Faculty focused on Environmental Studies conduct research in a wide variety of areas. The research they conduct is interdisciplinary in nature and nationally recognized. 

Students in the department are nearly always involved in faculty research projects and have found these experiences to be valuable in building career skills that help make them competitive in the job market.  Examples of past and current student-faculty projects include paleontological quantification and classification, examination of extraforal nectaries, excavating archeological sites on local historic properties, monitoring aquatic habitats in the Potomac River, and exploring ecological relationships in communities in succession.

Physical Sciences 

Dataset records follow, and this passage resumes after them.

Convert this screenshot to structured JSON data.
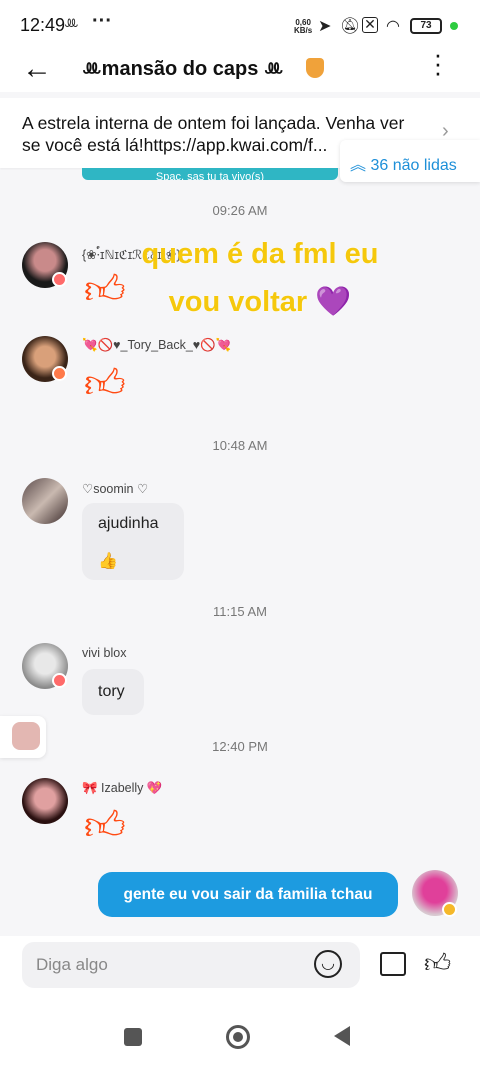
{
  "status_bar": {
    "time": "12:49",
    "app_icons": "ꔛ",
    "more": "···",
    "net_speed": "0,60",
    "net_unit": "KB/s",
    "battery": "73",
    "icons": [
      "location-icon",
      "mute-icon",
      "sim-icon",
      "wifi-icon",
      "battery-icon"
    ]
  },
  "header": {
    "title": "ꔛmansão do caps ꔛ",
    "back_icon": "arrow-left-icon",
    "more_icon": "kebab-icon"
  },
  "notice": {
    "text": "A estrela interna de ontem foi lançada. Venha ver se você está lá!https://app.kwai.com/f...",
    "unread": "36 não lidas",
    "peek_text": "Spac, sas tu ta vivo(s)"
  },
  "overlay": {
    "line1": "quem é da fml eu",
    "line2": "vou voltar 💜"
  },
  "messages": {
    "ts1": "09:26 AM",
    "m1_name": "{❀·ࠬ࠭ɪℕɪℭɪℛℰℰɪ·❀}",
    "m2_name": "💘🚫♥_Tory_Back_♥🚫💘",
    "ts2": "10:48 AM",
    "m3_name": "♡soomin ♡",
    "m3_text": "ajudinha",
    "m3_emoji": "👍",
    "ts3": "11:15 AM",
    "m4_name": "vivi blox",
    "m4_text": "tory",
    "ts4": "12:40 PM",
    "m5_name": "🎀 Izabelly 💖",
    "mine_text": "gente eu vou sair da familia tchau"
  },
  "colors": {
    "accent": "#1d9be0",
    "thumb": "#ff4a12",
    "overlay_text": "#f5c80c"
  },
  "input": {
    "placeholder": "Diga algo"
  }
}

Astronomy has often been called "the original science", and is in fact one of the Seven Liberal Arts of classical education. The AstroPhysics Group is the research group made up of institutional faculty, staff, and students engaged in astronomical and astrophysical activities at Shepherd University. The Group is housed within the Shepherd University Institute for Environmental Studies. We have several ongoing research programs in cosmology, virtual reality, astronomy education, and historical astronomy. This research serves as the foundation of the Group, keeping us immersed in the dynamic fields of astronomy and astrophysics. Our continued publication and presentation activities in these fields keep our course offerings current and meaningful.

Biophysicists aim to study biological phenomena and systems using methods and principles traditionally utilized in the physical sciences. Ongoing biophysics research projects in the Institute include the use of computer models to study the dynamics of cellular signal transduction, the process by which stimuli are converted to cellular responses such as muscle contraction and electrical signals. Of particular interest is the role of calcium ions as intracellular messengers. The biophysics research initiatives in the Institute continue to inspire novel ways of integrating biologically relevant topics into the undergraduate physics curriculum.